:: What the task requires ::
An exact reproduction of each record is required.

:: Task material ::

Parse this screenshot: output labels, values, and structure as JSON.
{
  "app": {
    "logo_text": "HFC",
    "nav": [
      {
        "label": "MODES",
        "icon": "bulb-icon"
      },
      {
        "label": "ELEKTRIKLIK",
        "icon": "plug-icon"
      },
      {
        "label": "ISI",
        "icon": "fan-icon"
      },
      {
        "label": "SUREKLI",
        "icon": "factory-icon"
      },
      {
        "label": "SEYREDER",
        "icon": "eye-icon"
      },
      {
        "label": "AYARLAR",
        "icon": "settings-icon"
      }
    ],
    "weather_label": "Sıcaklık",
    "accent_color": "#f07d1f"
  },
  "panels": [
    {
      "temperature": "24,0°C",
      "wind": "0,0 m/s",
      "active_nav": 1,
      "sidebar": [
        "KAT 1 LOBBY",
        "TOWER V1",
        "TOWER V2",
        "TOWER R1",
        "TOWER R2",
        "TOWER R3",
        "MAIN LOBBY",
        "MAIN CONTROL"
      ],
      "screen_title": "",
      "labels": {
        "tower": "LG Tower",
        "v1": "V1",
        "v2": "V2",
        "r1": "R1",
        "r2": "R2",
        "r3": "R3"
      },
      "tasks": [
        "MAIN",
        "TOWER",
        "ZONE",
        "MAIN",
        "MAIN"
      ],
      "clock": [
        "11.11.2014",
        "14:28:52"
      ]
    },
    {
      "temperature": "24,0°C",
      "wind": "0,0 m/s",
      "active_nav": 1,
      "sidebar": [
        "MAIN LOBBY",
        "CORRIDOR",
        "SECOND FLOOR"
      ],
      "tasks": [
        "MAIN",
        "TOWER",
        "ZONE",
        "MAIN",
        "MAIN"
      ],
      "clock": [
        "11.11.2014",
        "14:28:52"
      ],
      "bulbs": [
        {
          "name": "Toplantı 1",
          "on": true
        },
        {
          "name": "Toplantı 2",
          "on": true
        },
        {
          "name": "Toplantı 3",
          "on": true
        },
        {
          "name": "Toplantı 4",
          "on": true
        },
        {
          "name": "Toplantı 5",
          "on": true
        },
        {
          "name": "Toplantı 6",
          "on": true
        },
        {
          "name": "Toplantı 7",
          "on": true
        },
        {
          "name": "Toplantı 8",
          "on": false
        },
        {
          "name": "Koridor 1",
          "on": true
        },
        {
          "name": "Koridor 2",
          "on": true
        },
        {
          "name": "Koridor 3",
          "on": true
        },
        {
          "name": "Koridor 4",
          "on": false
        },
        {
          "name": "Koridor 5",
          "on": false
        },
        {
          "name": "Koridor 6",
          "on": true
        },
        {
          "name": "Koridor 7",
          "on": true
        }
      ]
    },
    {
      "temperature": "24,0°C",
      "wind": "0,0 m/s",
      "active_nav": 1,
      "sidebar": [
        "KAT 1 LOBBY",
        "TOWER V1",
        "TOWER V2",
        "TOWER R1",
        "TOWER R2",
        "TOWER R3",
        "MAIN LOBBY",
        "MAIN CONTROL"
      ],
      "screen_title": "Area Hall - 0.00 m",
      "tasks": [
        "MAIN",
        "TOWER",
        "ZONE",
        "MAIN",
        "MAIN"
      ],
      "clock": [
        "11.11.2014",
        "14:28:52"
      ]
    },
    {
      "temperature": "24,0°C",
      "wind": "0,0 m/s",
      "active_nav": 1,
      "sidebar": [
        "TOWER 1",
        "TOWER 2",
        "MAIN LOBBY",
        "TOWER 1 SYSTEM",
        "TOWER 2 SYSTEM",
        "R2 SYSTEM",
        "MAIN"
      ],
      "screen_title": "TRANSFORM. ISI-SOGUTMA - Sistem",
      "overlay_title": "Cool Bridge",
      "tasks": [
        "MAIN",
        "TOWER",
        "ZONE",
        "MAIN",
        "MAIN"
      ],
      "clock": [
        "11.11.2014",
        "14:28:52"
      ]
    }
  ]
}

:: Exercise output ::
Parse this screenshot: output labels, values, and structure as JSON.
{
  "app": {
    "logo_text": "HFC",
    "nav": [
      {
        "label": "MODES",
        "icon": "bulb-icon"
      },
      {
        "label": "ELEKTRIKLIK",
        "icon": "plug-icon"
      },
      {
        "label": "ISI",
        "icon": "fan-icon"
      },
      {
        "label": "SUREKLI",
        "icon": "factory-icon"
      },
      {
        "label": "SEYREDER",
        "icon": "eye-icon"
      },
      {
        "label": "AYARLAR",
        "icon": "settings-icon"
      }
    ],
    "weather_label": "Sıcaklık",
    "accent_color": "#f07d1f"
  },
  "panels": [
    {
      "temperature": "24,0°C",
      "wind": "0,0 m/s",
      "active_nav": 1,
      "sidebar": [
        "KAT 1 LOBBY",
        "TOWER V1",
        "TOWER V2",
        "TOWER R1",
        "TOWER R2",
        "TOWER R3",
        "MAIN LOBBY",
        "MAIN CONTROL"
      ],
      "screen_title": "",
      "labels": {
        "tower": "LG Tower",
        "v1": "V1",
        "v2": "V2",
        "r1": "R1",
        "r2": "R2",
        "r3": "R3"
      },
      "tasks": [
        "MAIN",
        "TOWER",
        "ZONE",
        "MAIN",
        "MAIN"
      ],
      "clock": [
        "11.11.2014",
        "14:28:52"
      ]
    },
    {
      "temperature": "24,0°C",
      "wind": "0,0 m/s",
      "active_nav": 1,
      "sidebar": [
        "MAIN LOBBY",
        "CORRIDOR",
        "SECOND FLOOR"
      ],
      "tasks": [
        "MAIN",
        "TOWER",
        "ZONE",
        "MAIN",
        "MAIN"
      ],
      "clock": [
        "11.11.2014",
        "14:28:52"
      ],
      "bulbs": [
        {
          "name": "Toplantı 1",
          "on": true
        },
        {
          "name": "Toplantı 2",
          "on": true
        },
        {
          "name": "Toplantı 3",
          "on": true
        },
        {
          "name": "Toplantı 4",
          "on": true
        },
        {
          "name": "Toplantı 5",
          "on": true
        },
        {
          "name": "Toplantı 6",
          "on": true
        },
        {
          "name": "Toplantı 7",
          "on": true
        },
        {
          "name": "Toplantı 8",
          "on": false
        },
        {
          "name": "Koridor 1",
          "on": true
        },
        {
          "name": "Koridor 2",
          "on": true
        },
        {
          "name": "Koridor 3",
          "on": true
        },
        {
          "name": "Koridor 4",
          "on": false
        },
        {
          "name": "Koridor 5",
          "on": false
        },
        {
          "name": "Koridor 6",
          "on": true
        },
        {
          "name": "Koridor 7",
          "on": true
        }
      ]
    },
    {
      "temperature": "24,0°C",
      "wind": "0,0 m/s",
      "active_nav": 1,
      "sidebar": [
        "KAT 1 LOBBY",
        "TOWER V1",
        "TOWER V2",
        "TOWER R1",
        "TOWER R2",
        "TOWER R3",
        "MAIN LOBBY",
        "MAIN CONTROL"
      ],
      "screen_title": "Area Hall - 0.00 m",
      "tasks": [
        "MAIN",
        "TOWER",
        "ZONE",
        "MAIN",
        "MAIN"
      ],
      "clock": [
        "11.11.2014",
        "14:28:52"
      ]
    },
    {
      "temperature": "24,0°C",
      "wind": "0,0 m/s",
      "active_nav": 1,
      "sidebar": [
        "TOWER 1",
        "TOWER 2",
        "MAIN LOBBY",
        "TOWER 1 SYSTEM",
        "TOWER 2 SYSTEM",
        "R2 SYSTEM",
        "MAIN"
      ],
      "screen_title": "TRANSFORM. ISI-SOGUTMA - Sistem",
      "overlay_title": "Cool Bridge",
      "tasks": [
        "MAIN",
        "TOWER",
        "ZONE",
        "MAIN",
        "MAIN"
      ],
      "clock": [
        "11.11.2014",
        "14:28:52"
      ]
    }
  ]
}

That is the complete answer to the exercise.